WILLY-NILLY (adj.), impotent.
NEGLIGENT (adj.), describes a condition in which you absentmindedly answer the door in your nightgown.
LYMPH (v.), to walk with a lisp.
GARGOYLE (n.), olive-flavored mouthwash.
FLATULENCE (n.) emergency vehicle that picks you up after you are run over by a steamroller.
BALDERDASH (n.), a rapidly receding hairline.
TESTICLE (n.), a humorous question on an exam.
RECTITUDE (n.), the formal, dignified bearing adopted by proctologists.
POKEMON (n), a Rastafarian proctologist.
OYSTER (n.), a person who sprinkles his conversation with Yiddishisms.
FRISBEETARIANISM (n.), The belief that, when you die, your Soul flies up onto the roof and gets stuck there.
CIRCUMVENT (n.), an opening in the front of boxer shorts worn by Jewish men. (thanks to Stephen Ross)
Three Male Mice
Three male mice are sitting at a bar, arguing about how tough they are. The first mouse says "I am so tough I break into the cupboard just to eat the rat poison" He slams down his drink and looks at the second mouse. The second mouse replies "that's nothing, I'm so tough I run through a mouse trap, grab the cheese, flop into my back and bench press the killer spring trap wire." He slams down his drink and looks at the third mouse. The third mouse slowly finishes his drink, slides off his stool and begins walking away from the bar. The other mice scream, "Oi ! ya wimp, where do you think you are going?" "Home, to shag the cat."
(thanks to Jim Testa)
CHICKEN AND POTATOES AVGOLEMONO
This is a variation of the classic Greek way of using lemon and eggs to make a thickening sauce. I fell in love with 'avgolemono' about 30 years ago when I had it as a soup. You can also replace the chicken with any kind of meat, and the potatoes with artichoke hearts, pumpkin, turnips, sweet potatoes or anything that strikes your imagination. Very simple to make and it will become a standard part of your repertoire.
1/2 cup olive oil
1 kg chicken, cut into medium pieces
2 cups finely chopped onions
8 small potatoes, peeled and cut in half
juice of 1 lemon
bunch of dill, finely chopped
salt and freshly ground pepper
Heat the oil in a pan and brown the chicken, add the onions and cook until they soften.

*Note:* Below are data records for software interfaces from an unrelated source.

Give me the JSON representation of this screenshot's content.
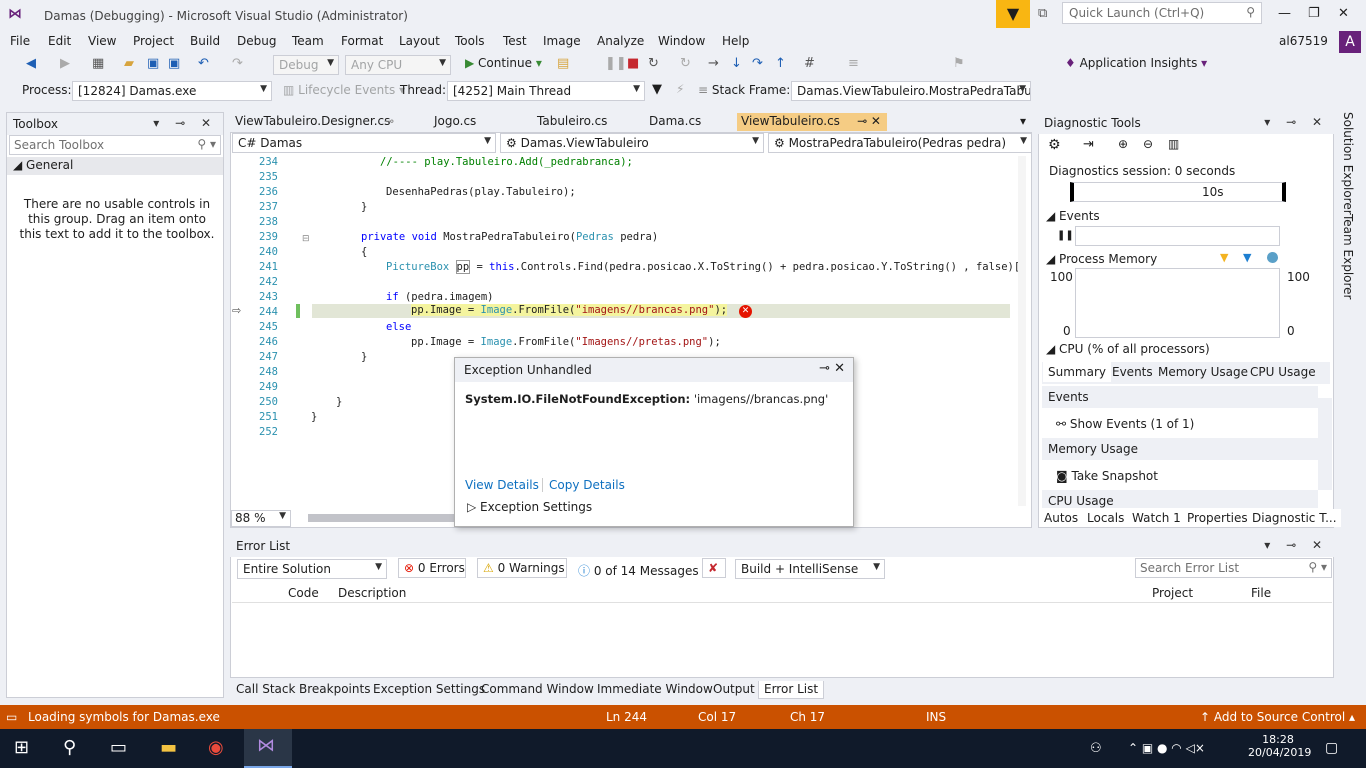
{
  "window": {
    "title": "Damas (Debugging) - Microsoft Visual Studio  (Administrator)",
    "quick_launch": "Quick Launch (Ctrl+Q)",
    "user": "al67519",
    "avatar_letter": "A"
  },
  "menu": [
    "File",
    "Edit",
    "View",
    "Project",
    "Build",
    "Debug",
    "Team",
    "Format",
    "Layout",
    "Tools",
    "Test",
    "Image",
    "Analyze",
    "Window",
    "Help"
  ],
  "toolbar": {
    "config": "Debug",
    "platform": "Any CPU",
    "continue": "Continue",
    "app_insights": "Application Insights"
  },
  "toolbar2": {
    "process_label": "Process:",
    "process": "[12824] Damas.exe",
    "lifecycle": "Lifecycle Events",
    "thread_label": "Thread:",
    "thread": "[4252] Main Thread",
    "stack_label": "Stack Frame:",
    "stack": "Damas.ViewTabuleiro.MostraPedraTabulei"
  },
  "toolbox": {
    "title": "Toolbox",
    "search": "Search Toolbox",
    "group": "General",
    "message": "There are no usable controls in this group. Drag an item onto this text to add it to the toolbox."
  },
  "tabs": [
    "ViewTabuleiro.Designer.cs",
    "Jogo.cs",
    "Tabuleiro.cs",
    "Dama.cs",
    "ViewTabuleiro.cs"
  ],
  "nav": {
    "project": "Damas",
    "class": "Damas.ViewTabuleiro",
    "member": "MostraPedraTabuleiro(Pedras pedra)"
  },
  "code": {
    "lines": [
      "234",
      "235",
      "236",
      "237",
      "238",
      "239",
      "240",
      "241",
      "242",
      "243",
      "244",
      "245",
      "246",
      "247",
      "248",
      "249",
      "250",
      "251",
      "252"
    ],
    "l234": "//---- play.Tabuleiro.Add(_pedrabranca);",
    "l236": "DesenhaPedras(play.Tabuleiro);",
    "l239a": "private void ",
    "l239b": "MostraPedraTabuleiro(",
    "l239c": "Pedras",
    " l239d": " pedra)",
    "l241a": "PictureBox",
    " l241b": " pp = ",
    "l241c": "this",
    ".l241d": ".Controls.Find(pedra.posicao.X.ToString() + pedra.posicao.Y.ToString() , false)[",
    "l243": "if (pedra.imagem)",
    "l244a": "pp.Image = ",
    "l244b": "Image",
    ".l244c": ".FromFile(",
    "l244d": "\"imagens//brancas.png\"",
    "l244e": ");",
    "l245": "else",
    "l246a": "pp.Image = ",
    "l246b": "Image",
    "l246c": ".FromFile(",
    "l246d": "\"Imagens//pretas.png\"",
    "l246e": ");",
    "zoom": "88 %"
  },
  "exception": {
    "title": "Exception Unhandled",
    "type": "System.IO.FileNotFoundException:",
    "msg": "'imagens//brancas.png'",
    "view": "View Details",
    "copy": "Copy Details",
    "settings": "Exception Settings"
  },
  "diag": {
    "title": "Diagnostic Tools",
    "session": "Diagnostics session: 0 seconds",
    "tick": "10s",
    "events": "Events",
    "memory": "Process Memory",
    "m100": "100",
    "m0": "0",
    "cpu": "CPU (% of all processors)",
    "tabs": [
      "Summary",
      "Events",
      "Memory Usage",
      "CPU Usage"
    ],
    "s_events": "Events",
    "show_events": "Show Events (1 of 1)",
    "s_mem": "Memory Usage",
    "snapshot": "Take Snapshot",
    "s_cpu": "CPU Usage",
    "bottom_tabs": [
      "Autos",
      "Locals",
      "Watch 1",
      "Properties",
      "Diagnostic T..."
    ]
  },
  "side": [
    "Solution Explorer",
    "Team Explorer"
  ],
  "errlist": {
    "title": "Error List",
    "scope": "Entire Solution",
    "errors": "0 Errors",
    "warnings": "0 Warnings",
    "messages": "0 of 14 Messages",
    "build": "Build + IntelliSense",
    "search": "Search Error List",
    "cols": [
      "Code",
      "Description",
      "Project",
      "File"
    ]
  },
  "bottom_tabs": [
    "Call Stack",
    "Breakpoints",
    "Exception Settings",
    "Command Window",
    "Immediate Window",
    "Output",
    "Error List"
  ],
  "status": {
    "msg": "Loading symbols for Damas.exe",
    "ln": "Ln 244",
    "col": "Col 17",
    "ch": "Ch 17",
    "ins": "INS",
    "source": "Add to Source Control"
  },
  "taskbar": {
    "time": "18:28",
    "date": "20/04/2019"
  },
  "colors": {
    "accent": "#68217a",
    "status": "#ca5100",
    "tab_active": "#f5cc84"
  }
}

Add salt and pepper to taste and 2 cups water. Cover the pan, lower the heat, and braise until the chicken is tender. In a separate pan, boil the potatoes until they are about 3/4 cooked. Place the potatoes in the pan with the chicken, cover and cook over low heat, until potatoes are ready, about 25 minutes. Remove pan from heat and allow to cool a little. Break the eggs into a bowl and beat until a little frothy. Add the lemon juice, beating all the while, then add about a cup of the cooking liquid, beating continuously. Add the egg-lemon mixture to the braised chicken, stir, sprinkle the dill on top and serve.